Boycott factory-farmed meat, dairy and poultry, i.e., everything that isn’t labeled or marketed as organic or 100 percent grass fed or pastured.
Factory farms are the lynchpin of GMOs, industrial agriculture and fast-food restaurants. The U.S. factory farmed meat, dairy and poultry cartel is an out-of-control, trillion-dollar industry based on cruel, filthy, disease-ridden and environmentally destructive animal prisons (euphemistically called concentrated animal feeding operations or CAFOs).
Factory farm production is characterized by GMO- and pesticide-tainted animal feeds, labor exploitation, false advertising, corporate corruption of government, and the use of massive amounts of dangerous pesticides, chemical fertilizers, antibiotics, hormones and growth promoters.
Factory-farmed meat, dairy, poultry and fish are the No. 1 cause of water pollution, soil degradation, food system greenhouse gas emissions and human diet-related diseases such as cancer, heart disease, diabetes and obesity.
We will never get rid of GMOs, chemical-intensive monocrops, antibiotic resistance, animal cruelty and agriculturally derived greenhouse gas emissions until we eliminate factory farms, which now imprison 95 percent of farm animals in the U.S., and 70 percent of all farm animals in the world.
Right now, the overwhelming majority of U.S. farmland is used to raise factory farm-destined animals before they are sent to the feedlots, or to grow GMO- and chemical-intensive grains to feed them. We need to stop feeding herbivores (cattle, sheep, goats) GMO- and pesticide-contaminated grain, and instead put the world’s billions of farm animals back onto the pastures, rangelands and agro-forestry paddocks where they belong.
Make organic, grass fed and regenerative food and farming the dominant force in the market by 2025.
We need to educate consumers and change public policy so as to make organic and regenerative food at least 50 percent of the market by 2025, just as France and other nations are starting to do.
To do this, we will need to eliminate the multibillion-dollar taxpayer subsidies for industrial agriculture and GMOs that make chemical food seem inexpensive compared to organic and grass fed food, despite industrial food’s massive and costly damage to the environment, public health and the climate.
|Pressure investors, universities, municipalities, states and pension funds to divest, not only from fossil fuel companies, but also from industrial agriculture corporations, and reinvest in organic and regenerative agriculture, to reach our goal of 50 percent organic and regenerative by 2025.|
Lobby governments — local, state and federal — to move to zero fossil fuel emissions and support the International 4/1000 Initiative20 to sequester as much carbon in our soils and forests through regenerative farming, grazing and land use as humans are currently emitting.
Move beyond single-issue thinking (“my issue is more important than your issue”) and silos and “connect the dots” between food and farming and all the burning issues: health, justice, poverty, climate change, environment, peace, forced migration, humane treatment of farm animals and democracy.
Work together to build a Movement of Movements powerful enough to bring about a revolution in food, farming and land use, not just in the U.S. but in all the nations of the world.
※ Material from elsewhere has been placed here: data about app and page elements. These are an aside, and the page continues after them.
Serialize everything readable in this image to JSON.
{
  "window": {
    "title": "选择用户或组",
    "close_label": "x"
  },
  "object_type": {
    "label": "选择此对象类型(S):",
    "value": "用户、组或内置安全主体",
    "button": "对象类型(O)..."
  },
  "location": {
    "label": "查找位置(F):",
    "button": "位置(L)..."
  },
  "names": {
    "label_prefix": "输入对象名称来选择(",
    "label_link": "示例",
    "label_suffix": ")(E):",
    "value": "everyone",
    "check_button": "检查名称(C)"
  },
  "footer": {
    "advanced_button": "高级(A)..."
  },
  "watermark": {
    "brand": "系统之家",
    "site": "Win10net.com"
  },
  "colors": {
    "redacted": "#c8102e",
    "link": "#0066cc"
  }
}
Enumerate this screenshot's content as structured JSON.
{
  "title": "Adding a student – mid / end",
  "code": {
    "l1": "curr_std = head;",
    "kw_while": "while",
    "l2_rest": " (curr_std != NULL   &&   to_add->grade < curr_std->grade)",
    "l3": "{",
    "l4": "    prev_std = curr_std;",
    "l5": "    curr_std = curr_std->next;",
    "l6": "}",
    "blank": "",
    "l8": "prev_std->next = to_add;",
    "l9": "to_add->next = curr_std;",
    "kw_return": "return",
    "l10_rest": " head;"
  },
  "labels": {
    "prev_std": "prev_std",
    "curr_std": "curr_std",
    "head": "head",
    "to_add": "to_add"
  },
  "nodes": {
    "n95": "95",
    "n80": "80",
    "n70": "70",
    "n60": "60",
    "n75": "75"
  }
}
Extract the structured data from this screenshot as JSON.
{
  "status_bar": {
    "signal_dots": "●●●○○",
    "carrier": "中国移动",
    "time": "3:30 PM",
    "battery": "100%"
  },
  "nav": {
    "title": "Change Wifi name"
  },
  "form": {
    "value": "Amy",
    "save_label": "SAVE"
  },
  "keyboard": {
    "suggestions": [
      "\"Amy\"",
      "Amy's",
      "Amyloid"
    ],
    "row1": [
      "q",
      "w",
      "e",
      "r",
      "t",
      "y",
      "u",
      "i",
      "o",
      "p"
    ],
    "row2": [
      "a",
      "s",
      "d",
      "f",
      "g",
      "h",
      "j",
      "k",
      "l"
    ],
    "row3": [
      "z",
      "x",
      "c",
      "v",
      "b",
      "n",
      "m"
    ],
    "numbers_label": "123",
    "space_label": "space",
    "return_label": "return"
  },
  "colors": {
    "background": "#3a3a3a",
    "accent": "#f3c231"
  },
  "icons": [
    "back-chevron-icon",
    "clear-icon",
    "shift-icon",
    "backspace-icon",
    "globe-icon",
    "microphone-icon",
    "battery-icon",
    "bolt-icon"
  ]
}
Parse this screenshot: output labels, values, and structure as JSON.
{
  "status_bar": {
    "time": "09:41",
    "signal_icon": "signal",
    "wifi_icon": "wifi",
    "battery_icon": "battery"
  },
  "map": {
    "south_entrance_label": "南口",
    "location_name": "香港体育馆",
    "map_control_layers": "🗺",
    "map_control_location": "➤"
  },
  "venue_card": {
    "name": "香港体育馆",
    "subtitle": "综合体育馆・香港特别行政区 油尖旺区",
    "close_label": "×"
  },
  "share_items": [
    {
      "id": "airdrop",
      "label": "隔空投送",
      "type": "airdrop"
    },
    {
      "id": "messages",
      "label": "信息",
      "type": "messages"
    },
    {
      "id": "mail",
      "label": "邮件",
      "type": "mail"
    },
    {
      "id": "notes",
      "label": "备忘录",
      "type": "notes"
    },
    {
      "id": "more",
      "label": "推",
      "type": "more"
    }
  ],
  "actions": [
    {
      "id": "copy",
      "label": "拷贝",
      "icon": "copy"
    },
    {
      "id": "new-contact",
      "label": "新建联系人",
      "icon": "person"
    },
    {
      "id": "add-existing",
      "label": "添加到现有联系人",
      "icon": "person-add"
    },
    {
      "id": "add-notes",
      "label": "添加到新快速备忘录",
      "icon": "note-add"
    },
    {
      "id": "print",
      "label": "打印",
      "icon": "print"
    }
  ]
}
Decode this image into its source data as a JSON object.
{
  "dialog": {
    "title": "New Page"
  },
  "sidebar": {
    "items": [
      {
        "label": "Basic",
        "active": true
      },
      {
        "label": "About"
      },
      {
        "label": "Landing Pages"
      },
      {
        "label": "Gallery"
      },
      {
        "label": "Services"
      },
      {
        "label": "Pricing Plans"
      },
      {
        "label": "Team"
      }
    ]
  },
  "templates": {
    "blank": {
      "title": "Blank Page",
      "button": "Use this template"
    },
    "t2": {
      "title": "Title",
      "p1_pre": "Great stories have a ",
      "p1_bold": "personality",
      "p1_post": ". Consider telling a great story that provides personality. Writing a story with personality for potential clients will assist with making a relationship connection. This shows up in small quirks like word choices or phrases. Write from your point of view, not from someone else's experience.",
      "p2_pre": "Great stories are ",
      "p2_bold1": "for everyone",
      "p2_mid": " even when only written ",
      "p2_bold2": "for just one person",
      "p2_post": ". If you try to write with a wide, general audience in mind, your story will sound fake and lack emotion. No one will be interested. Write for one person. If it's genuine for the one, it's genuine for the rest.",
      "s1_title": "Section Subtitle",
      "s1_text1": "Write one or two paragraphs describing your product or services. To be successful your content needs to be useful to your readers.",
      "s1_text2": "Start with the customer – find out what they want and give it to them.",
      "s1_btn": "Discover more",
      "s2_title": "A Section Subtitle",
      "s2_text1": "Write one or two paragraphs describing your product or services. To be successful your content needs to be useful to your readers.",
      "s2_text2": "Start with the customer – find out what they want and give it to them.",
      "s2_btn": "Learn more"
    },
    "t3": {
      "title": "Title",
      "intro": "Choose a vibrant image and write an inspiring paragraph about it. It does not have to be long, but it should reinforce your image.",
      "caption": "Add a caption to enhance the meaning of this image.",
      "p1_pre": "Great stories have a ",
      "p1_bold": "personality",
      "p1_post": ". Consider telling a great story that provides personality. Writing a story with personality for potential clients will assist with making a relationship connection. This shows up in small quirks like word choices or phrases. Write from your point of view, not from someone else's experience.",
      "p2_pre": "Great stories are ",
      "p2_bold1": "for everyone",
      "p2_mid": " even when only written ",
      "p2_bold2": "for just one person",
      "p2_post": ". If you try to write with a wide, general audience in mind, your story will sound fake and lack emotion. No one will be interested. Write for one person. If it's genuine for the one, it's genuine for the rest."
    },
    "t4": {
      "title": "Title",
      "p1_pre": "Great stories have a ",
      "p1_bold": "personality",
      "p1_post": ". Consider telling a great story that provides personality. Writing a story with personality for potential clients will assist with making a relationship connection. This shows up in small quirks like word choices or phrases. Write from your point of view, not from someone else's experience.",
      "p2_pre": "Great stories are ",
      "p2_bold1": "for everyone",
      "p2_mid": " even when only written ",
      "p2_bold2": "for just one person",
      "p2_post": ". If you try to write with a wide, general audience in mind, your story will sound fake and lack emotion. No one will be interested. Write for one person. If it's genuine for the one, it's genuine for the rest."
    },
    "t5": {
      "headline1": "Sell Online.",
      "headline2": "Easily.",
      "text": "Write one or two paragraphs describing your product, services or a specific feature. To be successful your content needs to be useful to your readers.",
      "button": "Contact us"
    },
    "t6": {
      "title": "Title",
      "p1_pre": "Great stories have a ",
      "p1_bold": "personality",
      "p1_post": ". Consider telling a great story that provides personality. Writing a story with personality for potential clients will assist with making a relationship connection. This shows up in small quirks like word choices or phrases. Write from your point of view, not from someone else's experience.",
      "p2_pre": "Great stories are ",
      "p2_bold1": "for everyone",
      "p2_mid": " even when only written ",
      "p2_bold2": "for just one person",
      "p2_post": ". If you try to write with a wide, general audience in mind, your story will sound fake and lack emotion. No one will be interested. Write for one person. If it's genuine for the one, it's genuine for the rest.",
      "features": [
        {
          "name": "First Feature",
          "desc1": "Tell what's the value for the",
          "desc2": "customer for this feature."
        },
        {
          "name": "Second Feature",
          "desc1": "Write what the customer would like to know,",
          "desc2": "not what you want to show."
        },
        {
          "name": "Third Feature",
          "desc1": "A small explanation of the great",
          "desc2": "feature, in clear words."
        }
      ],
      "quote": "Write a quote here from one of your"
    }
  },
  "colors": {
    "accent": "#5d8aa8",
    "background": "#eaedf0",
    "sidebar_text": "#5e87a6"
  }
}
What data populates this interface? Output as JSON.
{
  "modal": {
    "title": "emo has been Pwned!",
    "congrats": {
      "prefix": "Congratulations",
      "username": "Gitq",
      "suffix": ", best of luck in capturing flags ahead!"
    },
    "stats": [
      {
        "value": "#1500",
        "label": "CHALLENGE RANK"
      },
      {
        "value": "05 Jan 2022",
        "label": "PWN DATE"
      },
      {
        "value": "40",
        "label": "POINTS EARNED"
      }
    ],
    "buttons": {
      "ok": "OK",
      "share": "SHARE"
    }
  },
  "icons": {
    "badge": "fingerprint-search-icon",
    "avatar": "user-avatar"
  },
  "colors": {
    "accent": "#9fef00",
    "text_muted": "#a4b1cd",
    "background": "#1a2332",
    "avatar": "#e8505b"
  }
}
Subscribe to the weekly online newsletter of the Organic Consumers Association by clicking here: Subscribe to Organic Bytes.
About the Author
Ronnie Cummins is co-founder and International Director of the Organic Consumers Association and a member of the Regeneration International steering committee. Ronnie has been active as a writer and activist since the 1960s, with extensive experience in public education, grassroots mobilization, and marketplace pressure campaigns.
Over the past two decades he has served as director of US and international campaigns dealing with sustainable agriculture issues including food safety, genetic engineering, factory farming, and global warming.
Source: Dr. Mercola Blog